## TASK TO COMPLETE
Each record must be repeated exactly as it stands.

Dataset entries
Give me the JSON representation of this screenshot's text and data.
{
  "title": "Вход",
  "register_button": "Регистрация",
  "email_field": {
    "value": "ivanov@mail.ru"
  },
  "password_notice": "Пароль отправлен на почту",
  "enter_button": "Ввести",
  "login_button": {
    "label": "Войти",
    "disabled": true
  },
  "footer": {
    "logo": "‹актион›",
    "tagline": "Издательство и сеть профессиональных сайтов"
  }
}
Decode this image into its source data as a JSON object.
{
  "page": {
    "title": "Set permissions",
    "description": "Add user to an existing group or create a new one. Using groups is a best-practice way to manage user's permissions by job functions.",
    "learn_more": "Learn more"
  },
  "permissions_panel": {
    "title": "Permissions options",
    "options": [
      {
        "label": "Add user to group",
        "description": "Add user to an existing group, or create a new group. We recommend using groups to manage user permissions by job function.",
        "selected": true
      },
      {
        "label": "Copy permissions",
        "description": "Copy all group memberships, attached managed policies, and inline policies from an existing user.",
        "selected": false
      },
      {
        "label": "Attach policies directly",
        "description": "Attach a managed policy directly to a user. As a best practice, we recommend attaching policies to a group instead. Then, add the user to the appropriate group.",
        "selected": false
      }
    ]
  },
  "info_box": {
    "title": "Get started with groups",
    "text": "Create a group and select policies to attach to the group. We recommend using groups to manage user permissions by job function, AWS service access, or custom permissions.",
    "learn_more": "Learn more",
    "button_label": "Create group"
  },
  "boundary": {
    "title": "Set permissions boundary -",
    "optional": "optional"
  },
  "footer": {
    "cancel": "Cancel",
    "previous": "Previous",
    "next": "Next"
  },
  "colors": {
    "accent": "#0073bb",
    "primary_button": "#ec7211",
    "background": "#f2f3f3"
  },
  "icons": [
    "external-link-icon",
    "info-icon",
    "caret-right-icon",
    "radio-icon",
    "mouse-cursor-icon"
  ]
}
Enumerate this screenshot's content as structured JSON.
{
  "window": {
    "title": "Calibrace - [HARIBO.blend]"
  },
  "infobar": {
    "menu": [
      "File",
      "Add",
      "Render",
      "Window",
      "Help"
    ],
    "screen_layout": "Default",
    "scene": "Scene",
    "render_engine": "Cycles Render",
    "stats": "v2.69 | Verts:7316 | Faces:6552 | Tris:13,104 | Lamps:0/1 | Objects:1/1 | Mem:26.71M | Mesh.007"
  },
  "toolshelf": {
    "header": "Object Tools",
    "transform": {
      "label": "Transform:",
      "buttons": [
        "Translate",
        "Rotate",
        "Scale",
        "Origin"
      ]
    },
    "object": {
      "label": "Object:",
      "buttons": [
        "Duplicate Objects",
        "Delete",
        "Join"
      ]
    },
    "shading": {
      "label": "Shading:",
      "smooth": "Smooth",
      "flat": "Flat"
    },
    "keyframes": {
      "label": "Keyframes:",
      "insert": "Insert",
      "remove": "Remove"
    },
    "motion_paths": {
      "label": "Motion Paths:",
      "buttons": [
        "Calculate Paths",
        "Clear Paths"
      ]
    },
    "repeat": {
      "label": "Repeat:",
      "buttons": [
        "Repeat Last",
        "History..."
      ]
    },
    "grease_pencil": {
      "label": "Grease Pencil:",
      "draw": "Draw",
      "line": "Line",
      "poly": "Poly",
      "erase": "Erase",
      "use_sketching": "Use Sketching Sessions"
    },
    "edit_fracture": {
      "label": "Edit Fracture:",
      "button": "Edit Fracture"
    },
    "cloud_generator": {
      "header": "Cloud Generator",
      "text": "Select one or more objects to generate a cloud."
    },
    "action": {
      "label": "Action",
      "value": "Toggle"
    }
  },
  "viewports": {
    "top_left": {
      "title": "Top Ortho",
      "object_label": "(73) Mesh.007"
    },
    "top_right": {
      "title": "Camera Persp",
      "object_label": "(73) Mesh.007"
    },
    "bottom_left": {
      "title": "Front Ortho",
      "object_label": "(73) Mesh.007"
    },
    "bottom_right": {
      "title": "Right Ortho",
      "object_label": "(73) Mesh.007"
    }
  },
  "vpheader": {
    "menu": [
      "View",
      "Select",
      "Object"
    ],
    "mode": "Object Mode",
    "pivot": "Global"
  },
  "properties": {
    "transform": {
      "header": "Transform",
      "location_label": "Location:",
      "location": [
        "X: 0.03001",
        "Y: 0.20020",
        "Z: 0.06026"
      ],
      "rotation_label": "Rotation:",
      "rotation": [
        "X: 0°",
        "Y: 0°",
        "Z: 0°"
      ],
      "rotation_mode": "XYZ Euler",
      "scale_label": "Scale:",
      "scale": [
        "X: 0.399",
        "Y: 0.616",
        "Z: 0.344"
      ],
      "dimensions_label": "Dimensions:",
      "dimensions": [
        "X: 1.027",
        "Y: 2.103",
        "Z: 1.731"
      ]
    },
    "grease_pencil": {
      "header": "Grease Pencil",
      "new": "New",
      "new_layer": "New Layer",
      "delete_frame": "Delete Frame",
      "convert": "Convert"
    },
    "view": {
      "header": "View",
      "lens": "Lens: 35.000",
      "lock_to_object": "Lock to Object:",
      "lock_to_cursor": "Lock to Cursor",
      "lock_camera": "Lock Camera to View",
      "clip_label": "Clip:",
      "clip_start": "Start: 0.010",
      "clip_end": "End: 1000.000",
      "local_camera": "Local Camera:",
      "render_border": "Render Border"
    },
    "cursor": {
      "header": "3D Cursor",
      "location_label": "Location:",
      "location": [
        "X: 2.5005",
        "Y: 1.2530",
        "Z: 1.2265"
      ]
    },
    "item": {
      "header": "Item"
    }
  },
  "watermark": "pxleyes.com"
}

## TASK RESPONSE
Give me the JSON representation of this screenshot's text and data.
{
  "title": "Вход",
  "register_button": "Регистрация",
  "email_field": {
    "value": "ivanov@mail.ru"
  },
  "password_notice": "Пароль отправлен на почту",
  "enter_button": "Ввести",
  "login_button": {
    "label": "Войти",
    "disabled": true
  },
  "footer": {
    "logo": "‹актион›",
    "tagline": "Издательство и сеть профессиональных сайтов"
  }
}
Decode this image into its source data as a JSON object.
{
  "page": {
    "title": "Set permissions",
    "description": "Add user to an existing group or create a new one. Using groups is a best-practice way to manage user's permissions by job functions.",
    "learn_more": "Learn more"
  },
  "permissions_panel": {
    "title": "Permissions options",
    "options": [
      {
        "label": "Add user to group",
        "description": "Add user to an existing group, or create a new group. We recommend using groups to manage user permissions by job function.",
        "selected": true
      },
      {
        "label": "Copy permissions",
        "description": "Copy all group memberships, attached managed policies, and inline policies from an existing user.",
        "selected": false
      },
      {
        "label": "Attach policies directly",
        "description": "Attach a managed policy directly to a user. As a best practice, we recommend attaching policies to a group instead. Then, add the user to the appropriate group.",
        "selected": false
      }
    ]
  },
  "info_box": {
    "title": "Get started with groups",
    "text": "Create a group and select policies to attach to the group. We recommend using groups to manage user permissions by job function, AWS service access, or custom permissions.",
    "learn_more": "Learn more",
    "button_label": "Create group"
  },
  "boundary": {
    "title": "Set permissions boundary -",
    "optional": "optional"
  },
  "footer": {
    "cancel": "Cancel",
    "previous": "Previous",
    "next": "Next"
  },
  "colors": {
    "accent": "#0073bb",
    "primary_button": "#ec7211",
    "background": "#f2f3f3"
  },
  "icons": [
    "external-link-icon",
    "info-icon",
    "caret-right-icon",
    "radio-icon",
    "mouse-cursor-icon"
  ]
}
Enumerate this screenshot's content as structured JSON.
{
  "window": {
    "title": "Calibrace - [HARIBO.blend]"
  },
  "infobar": {
    "menu": [
      "File",
      "Add",
      "Render",
      "Window",
      "Help"
    ],
    "screen_layout": "Default",
    "scene": "Scene",
    "render_engine": "Cycles Render",
    "stats": "v2.69 | Verts:7316 | Faces:6552 | Tris:13,104 | Lamps:0/1 | Objects:1/1 | Mem:26.71M | Mesh.007"
  },
  "toolshelf": {
    "header": "Object Tools",
    "transform": {
      "label": "Transform:",
      "buttons": [
        "Translate",
        "Rotate",
        "Scale",
        "Origin"
      ]
    },
    "object": {
      "label": "Object:",
      "buttons": [
        "Duplicate Objects",
        "Delete",
        "Join"
      ]
    },
    "shading": {
      "label": "Shading:",
      "smooth": "Smooth",
      "flat": "Flat"
    },
    "keyframes": {
      "label": "Keyframes:",
      "insert": "Insert",
      "remove": "Remove"
    },
    "motion_paths": {
      "label": "Motion Paths:",
      "buttons": [
        "Calculate Paths",
        "Clear Paths"
      ]
    },
    "repeat": {
      "label": "Repeat:",
      "buttons": [
        "Repeat Last",
        "History..."
      ]
    },
    "grease_pencil": {
      "label": "Grease Pencil:",
      "draw": "Draw",
      "line": "Line",
      "poly": "Poly",
      "erase": "Erase",
      "use_sketching": "Use Sketching Sessions"
    },
    "edit_fracture": {
      "label": "Edit Fracture:",
      "button": "Edit Fracture"
    },
    "cloud_generator": {
      "header": "Cloud Generator",
      "text": "Select one or more objects to generate a cloud."
    },
    "action": {
      "label": "Action",
      "value": "Toggle"
    }
  },
  "viewports": {
    "top_left": {
      "title": "Top Ortho",
      "object_label": "(73) Mesh.007"
    },
    "top_right": {
      "title": "Camera Persp",
      "object_label": "(73) Mesh.007"
    },
    "bottom_left": {
      "title": "Front Ortho",
      "object_label": "(73) Mesh.007"
    },
    "bottom_right": {
      "title": "Right Ortho",
      "object_label": "(73) Mesh.007"
    }
  },
  "vpheader": {
    "menu": [
      "View",
      "Select",
      "Object"
    ],
    "mode": "Object Mode",
    "pivot": "Global"
  },
  "properties": {
    "transform": {
      "header": "Transform",
      "location_label": "Location:",
      "location": [
        "X: 0.03001",
        "Y: 0.20020",
        "Z: 0.06026"
      ],
      "rotation_label": "Rotation:",
      "rotation": [
        "X: 0°",
        "Y: 0°",
        "Z: 0°"
      ],
      "rotation_mode": "XYZ Euler",
      "scale_label": "Scale:",
      "scale": [
        "X: 0.399",
        "Y: 0.616",
        "Z: 0.344"
      ],
      "dimensions_label": "Dimensions:",
      "dimensions": [
        "X: 1.027",
        "Y: 2.103",
        "Z: 1.731"
      ]
    },
    "grease_pencil": {
      "header": "Grease Pencil",
      "new": "New",
      "new_layer": "New Layer",
      "delete_frame": "Delete Frame",
      "convert": "Convert"
    },
    "view": {
      "header": "View",
      "lens": "Lens: 35.000",
      "lock_to_object": "Lock to Object:",
      "lock_to_cursor": "Lock to Cursor",
      "lock_camera": "Lock Camera to View",
      "clip_label": "Clip:",
      "clip_start": "Start: 0.010",
      "clip_end": "End: 1000.000",
      "local_camera": "Local Camera:",
      "render_border": "Render Border"
    },
    "cursor": {
      "header": "3D Cursor",
      "location_label": "Location:",
      "location": [
        "X: 2.5005",
        "Y: 1.2530",
        "Z: 1.2265"
      ]
    },
    "item": {
      "header": "Item"
    }
  },
  "watermark": "pxleyes.com"
}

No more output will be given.